---- AVAILABLE DATA
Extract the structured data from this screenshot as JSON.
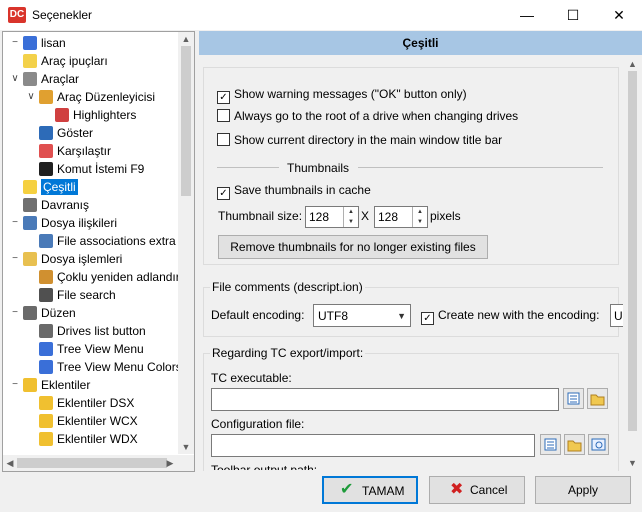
{
  "window": {
    "title": "Seçenekler",
    "app_icon_text": "DC"
  },
  "tree": {
    "items": [
      {
        "label": "lisan",
        "icon": "flag-icon",
        "color": "#3a6fd8"
      },
      {
        "label": "Araç ipuçları",
        "icon": "lightbulb-icon",
        "color": "#f3d14a"
      },
      {
        "label": "Araçlar",
        "icon": "tools-icon",
        "color": "#8a8a8a"
      },
      {
        "label": "Araç Düzenleyicisi",
        "icon": "editor-icon",
        "color": "#e0a030"
      },
      {
        "label": "Highlighters",
        "icon": "document-icon",
        "color": "#d04040"
      },
      {
        "label": "Göster",
        "icon": "book-icon",
        "color": "#2d6bb8"
      },
      {
        "label": "Karşılaştır",
        "icon": "compare-icon",
        "color": "#e05050"
      },
      {
        "label": "Komut İstemi F9",
        "icon": "terminal-icon",
        "color": "#202020"
      },
      {
        "label": "Çeşitli",
        "icon": "smiley-icon",
        "color": "#f5d040"
      },
      {
        "label": "Davranış",
        "icon": "window-icon",
        "color": "#707070"
      },
      {
        "label": "Dosya ilişkileri",
        "icon": "file-assoc-icon",
        "color": "#4a7ab8"
      },
      {
        "label": "File associations extra",
        "icon": "file-assoc-extra-icon",
        "color": "#4a7ab8"
      },
      {
        "label": "Dosya işlemleri",
        "icon": "folder-icon",
        "color": "#e8c050"
      },
      {
        "label": "Çoklu yeniden adlandır",
        "icon": "rename-icon",
        "color": "#d09030"
      },
      {
        "label": "File search",
        "icon": "binoculars-icon",
        "color": "#505050"
      },
      {
        "label": "Düzen",
        "icon": "layout-icon",
        "color": "#6a6a6a"
      },
      {
        "label": "Drives list button",
        "icon": "drives-icon",
        "color": "#6a6a6a"
      },
      {
        "label": "Tree View Menu",
        "icon": "tree-menu-icon",
        "color": "#3a6fd8"
      },
      {
        "label": "Tree View Menu Colors",
        "icon": "tree-colors-icon",
        "color": "#3a6fd8"
      },
      {
        "label": "Eklentiler",
        "icon": "puzzle-icon",
        "color": "#f0c030"
      },
      {
        "label": "Eklentiler DSX",
        "icon": "puzzle-icon",
        "color": "#f0c030"
      },
      {
        "label": "Eklentiler WCX",
        "icon": "puzzle-icon",
        "color": "#f0c030"
      },
      {
        "label": "Eklentiler WDX",
        "icon": "puzzle-icon",
        "color": "#f0c030"
      }
    ]
  },
  "panel": {
    "header": "Çeşitli",
    "general": {
      "show_warning": "Show warning messages (\"OK\" button only)",
      "go_root": "Always go to the root of a drive when changing drives",
      "show_dir_title": "Show current directory in the main window title bar"
    },
    "thumbnails": {
      "title": "Thumbnails",
      "save_cache": "Save thumbnails in cache",
      "size_label": "Thumbnail size:",
      "width": "128",
      "x": "X",
      "height": "128",
      "pixels": "pixels",
      "remove_button": "Remove thumbnails for no longer existing files"
    },
    "comments": {
      "title": "File comments (descript.ion)",
      "encoding_label": "Default encoding:",
      "encoding_value": "UTF8",
      "create_new": "Create new with the encoding:",
      "create_new_value": "U"
    },
    "export": {
      "title": "Regarding TC export/import:",
      "exe_label": "TC executable:",
      "config_label": "Configuration file:",
      "toolbar_label": "Toolbar output path:"
    }
  },
  "buttons": {
    "ok": "TAMAM",
    "cancel": "Cancel",
    "apply": "Apply"
  }
}
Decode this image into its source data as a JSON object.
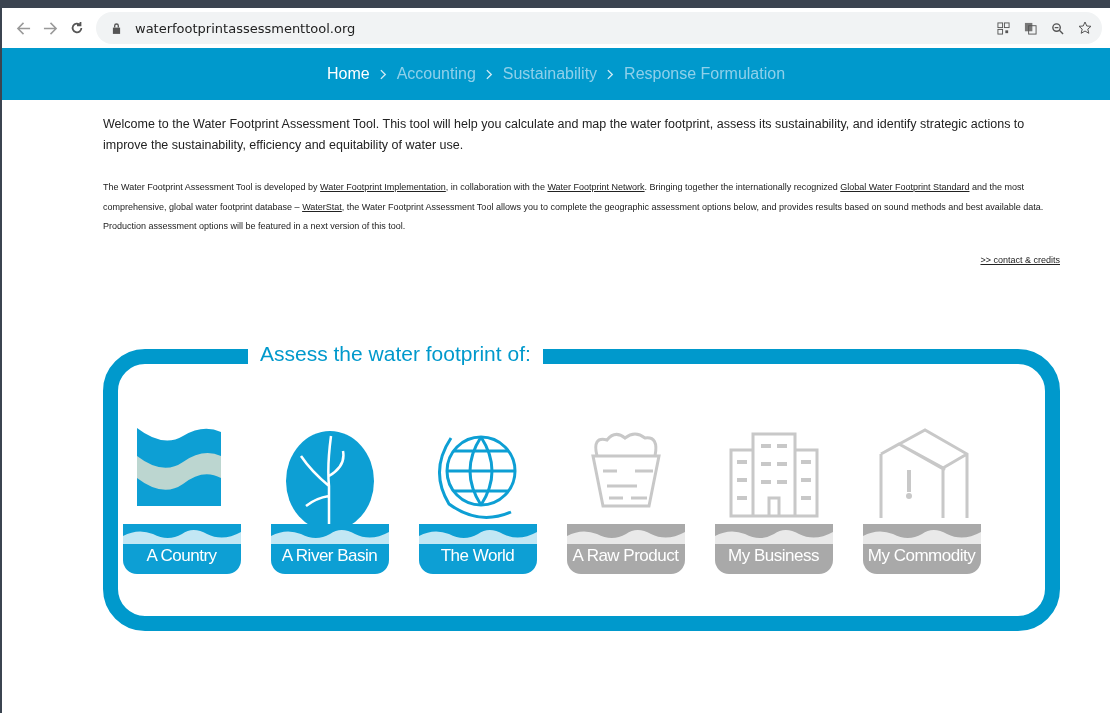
{
  "browser": {
    "url": "waterfootprintassessmenttool.org"
  },
  "breadcrumb": [
    {
      "label": "Home",
      "selected": true
    },
    {
      "label": "Accounting",
      "selected": false
    },
    {
      "label": "Sustainability",
      "selected": false
    },
    {
      "label": "Response Formulation",
      "selected": false
    }
  ],
  "intro": "Welcome to the Water Footprint Assessment Tool. This tool will help you calculate and map the water footprint, assess its sustainability, and identify strategic actions to improve the sustainability, efficiency and equitability of water use.",
  "description": [
    {
      "kind": "text",
      "text": "The Water Footprint Assessment Tool is developed by "
    },
    {
      "kind": "link",
      "text": "Water Footprint Implementation"
    },
    {
      "kind": "text",
      "text": ", in collaboration with the "
    },
    {
      "kind": "link",
      "text": "Water Footprint Network"
    },
    {
      "kind": "text",
      "text": ". Bringing together the internationally recognized "
    },
    {
      "kind": "link",
      "text": "Global Water Footprint Standard"
    },
    {
      "kind": "text",
      "text": " and the most comprehensive, global water footprint database – "
    },
    {
      "kind": "link",
      "text": "WaterStat"
    },
    {
      "kind": "text",
      "text": ", the Water Footprint Assessment Tool allows you to complete the geographic assessment options below, and provides results based on sound methods and best available data. Production assessment options will be featured in a next version of this tool."
    }
  ],
  "contact_link": ">> contact & credits",
  "assess": {
    "title": "Assess the water footprint of:",
    "options": [
      {
        "kind": "country",
        "label": "A Country",
        "disabled": false
      },
      {
        "kind": "basin",
        "label": "A River Basin",
        "disabled": false
      },
      {
        "kind": "world",
        "label": "The World",
        "disabled": false
      },
      {
        "kind": "product",
        "label": "A Raw Product",
        "disabled": true
      },
      {
        "kind": "business",
        "label": "My Business",
        "disabled": true
      },
      {
        "kind": "commodity",
        "label": "My Commodity",
        "disabled": true
      }
    ]
  }
}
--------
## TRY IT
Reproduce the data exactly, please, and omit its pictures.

## RESPONSE AREA
Extract the structured data from this screenshot as JSON.
{
  "window": {
    "title": "Seçenekler",
    "app_icon_text": "DC"
  },
  "tree": {
    "items": [
      {
        "label": "lisan",
        "icon": "flag-icon",
        "color": "#3a6fd8"
      },
      {
        "label": "Araç ipuçları",
        "icon": "lightbulb-icon",
        "color": "#f3d14a"
      },
      {
        "label": "Araçlar",
        "icon": "tools-icon",
        "color": "#8a8a8a"
      },
      {
        "label": "Araç Düzenleyicisi",
        "icon": "editor-icon",
        "color": "#e0a030"
      },
      {
        "label": "Highlighters",
        "icon": "document-icon",
        "color": "#d04040"
      },
      {
        "label": "Göster",
        "icon": "book-icon",
        "color": "#2d6bb8"
      },
      {
        "label": "Karşılaştır",
        "icon": "compare-icon",
        "color": "#e05050"
      },
      {
        "label": "Komut İstemi F9",
        "icon": "terminal-icon",
        "color": "#202020"
      },
      {
        "label": "Çeşitli",
        "icon": "smiley-icon",
        "color": "#f5d040"
      },
      {
        "label": "Davranış",
        "icon": "window-icon",
        "color": "#707070"
      },
      {
        "label": "Dosya ilişkileri",
        "icon": "file-assoc-icon",
        "color": "#4a7ab8"
      },
      {
        "label": "File associations extra",
        "icon": "file-assoc-extra-icon",
        "color": "#4a7ab8"
      },
      {
        "label": "Dosya işlemleri",
        "icon": "folder-icon",
        "color": "#e8c050"
      },
      {
        "label": "Çoklu yeniden adlandır",
        "icon": "rename-icon",
        "color": "#d09030"
      },
      {
        "label": "File search",
        "icon": "binoculars-icon",
        "color": "#505050"
      },
      {
        "label": "Düzen",
        "icon": "layout-icon",
        "color": "#6a6a6a"
      },
      {
        "label": "Drives list button",
        "icon": "drives-icon",
        "color": "#6a6a6a"
      },
      {
        "label": "Tree View Menu",
        "icon": "tree-menu-icon",
        "color": "#3a6fd8"
      },
      {
        "label": "Tree View Menu Colors",
        "icon": "tree-colors-icon",
        "color": "#3a6fd8"
      },
      {
        "label": "Eklentiler",
        "icon": "puzzle-icon",
        "color": "#f0c030"
      },
      {
        "label": "Eklentiler DSX",
        "icon": "puzzle-icon",
        "color": "#f0c030"
      },
      {
        "label": "Eklentiler WCX",
        "icon": "puzzle-icon",
        "color": "#f0c030"
      },
      {
        "label": "Eklentiler WDX",
        "icon": "puzzle-icon",
        "color": "#f0c030"
      }
    ]
  },
  "panel": {
    "header": "Çeşitli",
    "general": {
      "show_warning": "Show warning messages (\"OK\" button only)",
      "go_root": "Always go to the root of a drive when changing drives",
      "show_dir_title": "Show current directory in the main window title bar"
    },
    "thumbnails": {
      "title": "Thumbnails",
      "save_cache": "Save thumbnails in cache",
      "size_label": "Thumbnail size:",
      "width": "128",
      "x": "X",
      "height": "128",
      "pixels": "pixels",
      "remove_button": "Remove thumbnails for no longer existing files"
    },
    "comments": {
      "title": "File comments (descript.ion)",
      "encoding_label": "Default encoding:",
      "encoding_value": "UTF8",
      "create_new": "Create new with the encoding:",
      "create_new_value": "U"
    },
    "export": {
      "title": "Regarding TC export/import:",
      "exe_label": "TC executable:",
      "config_label": "Configuration file:",
      "toolbar_label": "Toolbar output path:"
    }
  },
  "buttons": {
    "ok": "TAMAM",
    "cancel": "Cancel",
    "apply": "Apply"
  }
}
Decode this image into its source data as a JSON object.
{
  "browser": {
    "url": "waterfootprintassessmenttool.org"
  },
  "breadcrumb": [
    {
      "label": "Home",
      "selected": true
    },
    {
      "label": "Accounting",
      "selected": false
    },
    {
      "label": "Sustainability",
      "selected": false
    },
    {
      "label": "Response Formulation",
      "selected": false
    }
  ],
  "intro": "Welcome to the Water Footprint Assessment Tool. This tool will help you calculate and map the water footprint, assess its sustainability, and identify strategic actions to improve the sustainability, efficiency and equitability of water use.",
  "description": [
    {
      "kind": "text",
      "text": "The Water Footprint Assessment Tool is developed by "
    },
    {
      "kind": "link",
      "text": "Water Footprint Implementation"
    },
    {
      "kind": "text",
      "text": ", in collaboration with the "
    },
    {
      "kind": "link",
      "text": "Water Footprint Network"
    },
    {
      "kind": "text",
      "text": ". Bringing together the internationally recognized "
    },
    {
      "kind": "link",
      "text": "Global Water Footprint Standard"
    },
    {
      "kind": "text",
      "text": " and the most comprehensive, global water footprint database – "
    },
    {
      "kind": "link",
      "text": "WaterStat"
    },
    {
      "kind": "text",
      "text": ", the Water Footprint Assessment Tool allows you to complete the geographic assessment options below, and provides results based on sound methods and best available data. Production assessment options will be featured in a next version of this tool."
    }
  ],
  "contact_link": ">> contact & credits",
  "assess": {
    "title": "Assess the water footprint of:",
    "options": [
      {
        "kind": "country",
        "label": "A Country",
        "disabled": false
      },
      {
        "kind": "basin",
        "label": "A River Basin",
        "disabled": false
      },
      {
        "kind": "world",
        "label": "The World",
        "disabled": false
      },
      {
        "kind": "product",
        "label": "A Raw Product",
        "disabled": true
      },
      {
        "kind": "business",
        "label": "My Business",
        "disabled": true
      },
      {
        "kind": "commodity",
        "label": "My Commodity",
        "disabled": true
      }
    ]
  }
}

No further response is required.